TASK TO COMPLETE: Give back each entry exactly as written, apart from the pictures.

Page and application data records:
○ ○ ○ ○ ○ ○ ○
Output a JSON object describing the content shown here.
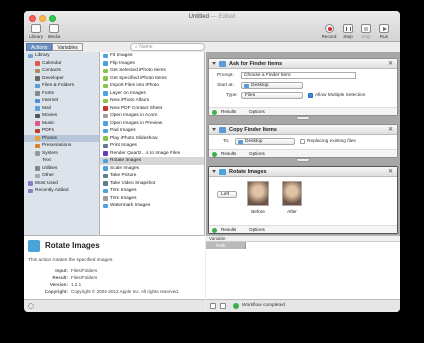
{
  "window": {
    "title": "Untitled",
    "edited": "— Edited"
  },
  "toolbar": {
    "library": "Library",
    "media": "Media",
    "record": "Record",
    "step": "Step",
    "stop": "Stop",
    "run": "Run"
  },
  "tabs": {
    "actions": "Actions",
    "variables": "Variables"
  },
  "search": {
    "placeholder": "Name"
  },
  "library": [
    {
      "label": "Library",
      "color": "#7a9fd0",
      "top": true
    },
    {
      "label": "Calendar",
      "color": "#e05a4a"
    },
    {
      "label": "Contacts",
      "color": "#b08a5a"
    },
    {
      "label": "Developer",
      "color": "#6a6a6a"
    },
    {
      "label": "Files & Folders",
      "color": "#5b9bd5"
    },
    {
      "label": "Fonts",
      "color": "#888888"
    },
    {
      "label": "Internet",
      "color": "#4a90d9"
    },
    {
      "label": "Mail",
      "color": "#5aa0e0"
    },
    {
      "label": "Movies",
      "color": "#555555"
    },
    {
      "label": "Music",
      "color": "#e0558a"
    },
    {
      "label": "PDFs",
      "color": "#c0392b"
    },
    {
      "label": "Photos",
      "color": "#e8a23a",
      "selected": true
    },
    {
      "label": "Presentations",
      "color": "#d9822b"
    },
    {
      "label": "System",
      "color": "#999999"
    },
    {
      "label": "Text",
      "color": "#dddddd"
    },
    {
      "label": "Utilities",
      "color": "#7f8c8d"
    },
    {
      "label": "Other",
      "color": "#aaaaaa"
    },
    {
      "label": "Most Used",
      "color": "#8e7cc3",
      "top": true
    },
    {
      "label": "Recently Added",
      "color": "#8e7cc3",
      "top": true
    }
  ],
  "actions": [
    {
      "label": "Fit Images",
      "color": "#4aa3d9"
    },
    {
      "label": "Flip Images",
      "color": "#4aa3d9"
    },
    {
      "label": "Get Selected iPhoto Items",
      "color": "#8bc34a"
    },
    {
      "label": "Get Specified iPhoto Items",
      "color": "#8bc34a"
    },
    {
      "label": "Import Files into iPhoto",
      "color": "#8bc34a"
    },
    {
      "label": "Layer on Images",
      "color": "#4aa3d9"
    },
    {
      "label": "New iPhoto Album",
      "color": "#8bc34a"
    },
    {
      "label": "New PDF Contact Sheet",
      "color": "#c0392b"
    },
    {
      "label": "Open Images in Acorn",
      "color": "#9e9e9e"
    },
    {
      "label": "Open Images in Preview",
      "color": "#4aa3d9"
    },
    {
      "label": "Pad Images",
      "color": "#4aa3d9"
    },
    {
      "label": "Play iPhoto Slideshow",
      "color": "#8bc34a"
    },
    {
      "label": "Print Images",
      "color": "#607d8b"
    },
    {
      "label": "Render Quartz…s to Image Files",
      "color": "#673ab7"
    },
    {
      "label": "Rotate Images",
      "color": "#4aa3d9",
      "selected": true
    },
    {
      "label": "Scale Images",
      "color": "#4aa3d9"
    },
    {
      "label": "Take Picture",
      "color": "#607d8b"
    },
    {
      "label": "Take Video Snapshot",
      "color": "#607d8b"
    },
    {
      "label": "Trim Images",
      "color": "#4aa3d9"
    },
    {
      "label": "Trim Images",
      "color": "#9e9e9e"
    },
    {
      "label": "Watermark Images",
      "color": "#4aa3d9"
    }
  ],
  "description": {
    "title": "Rotate Images",
    "text": "This action rotates the specified images.",
    "input_key": "Input:",
    "input_val": "Files/Folders",
    "result_key": "Result:",
    "result_val": "Files/Folders",
    "version_key": "Version:",
    "version_val": "1.2.1",
    "copyright_key": "Copyright:",
    "copyright_val": "Copyright © 2004-2012 Apple Inc.  All rights reserved."
  },
  "workflow": {
    "ask": {
      "title": "Ask for Finder Items",
      "prompt_label": "Prompt:",
      "prompt_value": "Choose a Finder Item:",
      "start_label": "Start at:",
      "start_value": "Desktop",
      "type_label": "Type:",
      "type_value": "Files",
      "multi_label": "Allow Multiple Selection",
      "results": "Results",
      "options": "Options"
    },
    "copy": {
      "title": "Copy Finder Items",
      "to_label": "To:",
      "to_value": "Desktop",
      "replace_label": "Replacing existing files",
      "results": "Results",
      "options": "Options"
    },
    "rotate": {
      "title": "Rotate Images",
      "direction": "Left",
      "before": "Before",
      "after": "After",
      "results": "Results",
      "options": "Options"
    }
  },
  "variables": {
    "header": "Variable",
    "column": "Path"
  },
  "status": {
    "text": "Workflow completed"
  }
}
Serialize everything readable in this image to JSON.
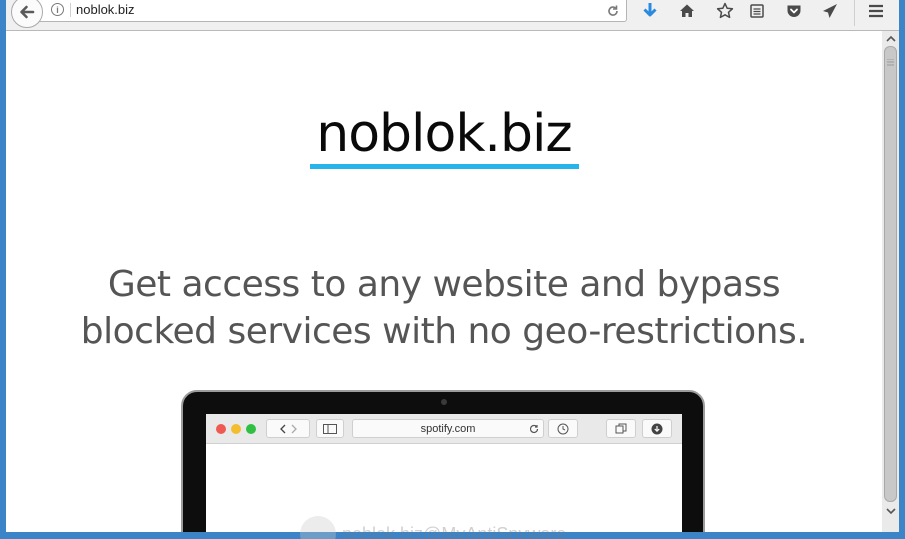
{
  "browser": {
    "url": "noblok.biz",
    "icons": {
      "back": "back-arrow-icon",
      "info": "info-icon",
      "reload": "reload-icon",
      "download": "download-icon",
      "home": "home-icon",
      "bookmark": "star-icon",
      "reading_list": "reading-list-icon",
      "pocket": "pocket-icon",
      "send": "send-icon",
      "menu": "hamburger-menu-icon"
    },
    "info_glyph": "i"
  },
  "page": {
    "title": "noblok.biz",
    "tagline": "Get access to any website and bypass blocked services with no geo-restrictions.",
    "accent_color": "#27b4ea",
    "mockup": {
      "url": "spotify.com",
      "dots": [
        "#ee5a52",
        "#f4bc2f",
        "#2fc043"
      ]
    }
  },
  "watermark": {
    "text": "noblok.biz@MyAntiSpyware"
  }
}
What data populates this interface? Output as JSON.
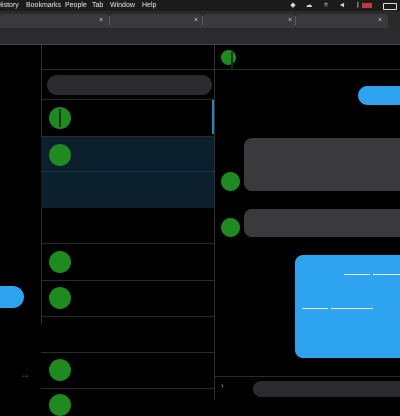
{
  "menubar": {
    "items": [
      {
        "id": "history",
        "label": "History"
      },
      {
        "id": "bookmarks",
        "label": "Bookmarks"
      },
      {
        "id": "people",
        "label": "People"
      },
      {
        "id": "tab",
        "label": "Tab"
      },
      {
        "id": "window",
        "label": "Window"
      },
      {
        "id": "help",
        "label": "Help"
      }
    ],
    "status_icons": [
      "dropbox-icon",
      "cloud-icon",
      "siri-icon",
      "timemachine-icon",
      "volume-icon",
      "bluetooth-icon",
      "flag-us-icon",
      "battery-icon"
    ]
  },
  "tabs": [
    {
      "id": "tab-1",
      "close": "×"
    },
    {
      "id": "tab-2",
      "close": "×"
    },
    {
      "id": "tab-3",
      "close": "×"
    },
    {
      "id": "tab-4",
      "close": "×"
    }
  ],
  "sidebar": {
    "more_label": "···"
  },
  "colors": {
    "accent_blue": "#2ea4f0",
    "avatar_green": "#1f8a1f",
    "bubble_gray": "#3a3a3c",
    "background": "#000000"
  },
  "composer": {
    "arrow": "›"
  }
}
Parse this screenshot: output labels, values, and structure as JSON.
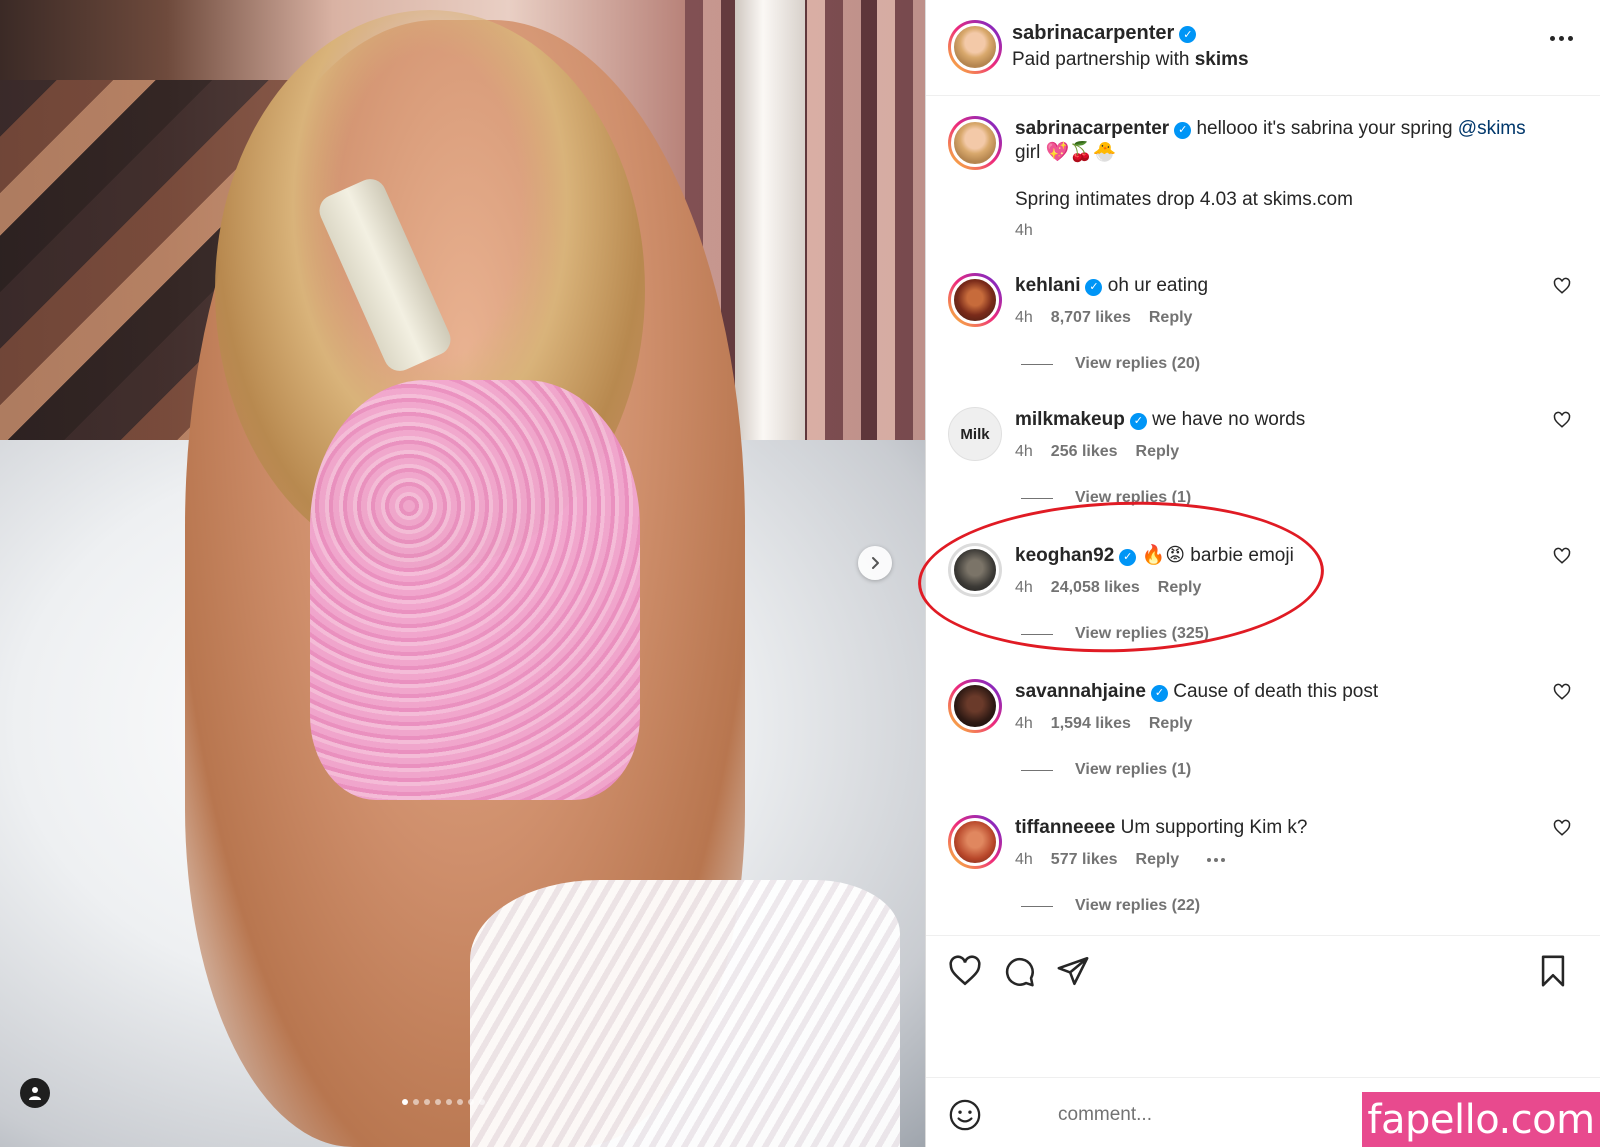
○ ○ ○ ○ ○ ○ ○
ANSWER SPACE:
Output a JSON object describing the content shown here.
{
  "window": {
    "title": "Untitled",
    "edited": "— Edited"
  },
  "toolbar": {
    "library": "Library",
    "media": "Media",
    "record": "Record",
    "step": "Step",
    "stop": "Stop",
    "run": "Run"
  },
  "tabs": {
    "actions": "Actions",
    "variables": "Variables"
  },
  "search": {
    "placeholder": "Name"
  },
  "library": [
    {
      "label": "Library",
      "color": "#7a9fd0",
      "top": true
    },
    {
      "label": "Calendar",
      "color": "#e05a4a"
    },
    {
      "label": "Contacts",
      "color": "#b08a5a"
    },
    {
      "label": "Developer",
      "color": "#6a6a6a"
    },
    {
      "label": "Files & Folders",
      "color": "#5b9bd5"
    },
    {
      "label": "Fonts",
      "color": "#888888"
    },
    {
      "label": "Internet",
      "color": "#4a90d9"
    },
    {
      "label": "Mail",
      "color": "#5aa0e0"
    },
    {
      "label": "Movies",
      "color": "#555555"
    },
    {
      "label": "Music",
      "color": "#e0558a"
    },
    {
      "label": "PDFs",
      "color": "#c0392b"
    },
    {
      "label": "Photos",
      "color": "#e8a23a",
      "selected": true
    },
    {
      "label": "Presentations",
      "color": "#d9822b"
    },
    {
      "label": "System",
      "color": "#999999"
    },
    {
      "label": "Text",
      "color": "#dddddd"
    },
    {
      "label": "Utilities",
      "color": "#7f8c8d"
    },
    {
      "label": "Other",
      "color": "#aaaaaa"
    },
    {
      "label": "Most Used",
      "color": "#8e7cc3",
      "top": true
    },
    {
      "label": "Recently Added",
      "color": "#8e7cc3",
      "top": true
    }
  ],
  "actions": [
    {
      "label": "Fit Images",
      "color": "#4aa3d9"
    },
    {
      "label": "Flip Images",
      "color": "#4aa3d9"
    },
    {
      "label": "Get Selected iPhoto Items",
      "color": "#8bc34a"
    },
    {
      "label": "Get Specified iPhoto Items",
      "color": "#8bc34a"
    },
    {
      "label": "Import Files into iPhoto",
      "color": "#8bc34a"
    },
    {
      "label": "Layer on Images",
      "color": "#4aa3d9"
    },
    {
      "label": "New iPhoto Album",
      "color": "#8bc34a"
    },
    {
      "label": "New PDF Contact Sheet",
      "color": "#c0392b"
    },
    {
      "label": "Open Images in Acorn",
      "color": "#9e9e9e"
    },
    {
      "label": "Open Images in Preview",
      "color": "#4aa3d9"
    },
    {
      "label": "Pad Images",
      "color": "#4aa3d9"
    },
    {
      "label": "Play iPhoto Slideshow",
      "color": "#8bc34a"
    },
    {
      "label": "Print Images",
      "color": "#607d8b"
    },
    {
      "label": "Render Quartz…s to Image Files",
      "color": "#673ab7"
    },
    {
      "label": "Rotate Images",
      "color": "#4aa3d9",
      "selected": true
    },
    {
      "label": "Scale Images",
      "color": "#4aa3d9"
    },
    {
      "label": "Take Picture",
      "color": "#607d8b"
    },
    {
      "label": "Take Video Snapshot",
      "color": "#607d8b"
    },
    {
      "label": "Trim Images",
      "color": "#4aa3d9"
    },
    {
      "label": "Trim Images",
      "color": "#9e9e9e"
    },
    {
      "label": "Watermark Images",
      "color": "#4aa3d9"
    }
  ],
  "description": {
    "title": "Rotate Images",
    "text": "This action rotates the specified images.",
    "input_key": "Input:",
    "input_val": "Files/Folders",
    "result_key": "Result:",
    "result_val": "Files/Folders",
    "version_key": "Version:",
    "version_val": "1.2.1",
    "copyright_key": "Copyright:",
    "copyright_val": "Copyright © 2004-2012 Apple Inc.  All rights reserved."
  },
  "workflow": {
    "ask": {
      "title": "Ask for Finder Items",
      "prompt_label": "Prompt:",
      "prompt_value": "Choose a Finder Item:",
      "start_label": "Start at:",
      "start_value": "Desktop",
      "type_label": "Type:",
      "type_value": "Files",
      "multi_label": "Allow Multiple Selection",
      "results": "Results",
      "options": "Options"
    },
    "copy": {
      "title": "Copy Finder Items",
      "to_label": "To:",
      "to_value": "Desktop",
      "replace_label": "Replacing existing files",
      "results": "Results",
      "options": "Options"
    },
    "rotate": {
      "title": "Rotate Images",
      "direction": "Left",
      "before": "Before",
      "after": "After",
      "results": "Results",
      "options": "Options"
    }
  },
  "variables": {
    "header": "Variable",
    "column": "Path"
  },
  "status": {
    "text": "Workflow completed"
  }
}
Serialize everything readable in this image to JSON.
{
  "browser": {
    "url": "noblok.biz",
    "icons": {
      "back": "back-arrow-icon",
      "info": "info-icon",
      "reload": "reload-icon",
      "download": "download-icon",
      "home": "home-icon",
      "bookmark": "star-icon",
      "reading_list": "reading-list-icon",
      "pocket": "pocket-icon",
      "send": "send-icon",
      "menu": "hamburger-menu-icon"
    },
    "info_glyph": "i"
  },
  "page": {
    "title": "noblok.biz",
    "tagline": "Get access to any website and bypass blocked services with no geo-restrictions.",
    "accent_color": "#27b4ea",
    "mockup": {
      "url": "spotify.com",
      "dots": [
        "#ee5a52",
        "#f4bc2f",
        "#2fc043"
      ]
    }
  },
  "watermark": {
    "text": "noblok.biz@MyAntiSpyware"
  }
}
What data populates this interface? Output as JSON.
{
  "menubar": {
    "items": [
      {
        "id": "history",
        "label": "History"
      },
      {
        "id": "bookmarks",
        "label": "Bookmarks"
      },
      {
        "id": "people",
        "label": "People"
      },
      {
        "id": "tab",
        "label": "Tab"
      },
      {
        "id": "window",
        "label": "Window"
      },
      {
        "id": "help",
        "label": "Help"
      }
    ],
    "status_icons": [
      "dropbox-icon",
      "cloud-icon",
      "siri-icon",
      "timemachine-icon",
      "volume-icon",
      "bluetooth-icon",
      "flag-us-icon",
      "battery-icon"
    ]
  },
  "tabs": [
    {
      "id": "tab-1",
      "close": "×"
    },
    {
      "id": "tab-2",
      "close": "×"
    },
    {
      "id": "tab-3",
      "close": "×"
    },
    {
      "id": "tab-4",
      "close": "×"
    }
  ],
  "sidebar": {
    "more_label": "···"
  },
  "colors": {
    "accent_blue": "#2ea4f0",
    "avatar_green": "#1f8a1f",
    "bubble_gray": "#3a3a3c",
    "background": "#000000"
  },
  "composer": {
    "arrow": "›"
  }
}
Parse this screenshot: output labels, values, and structure as JSON.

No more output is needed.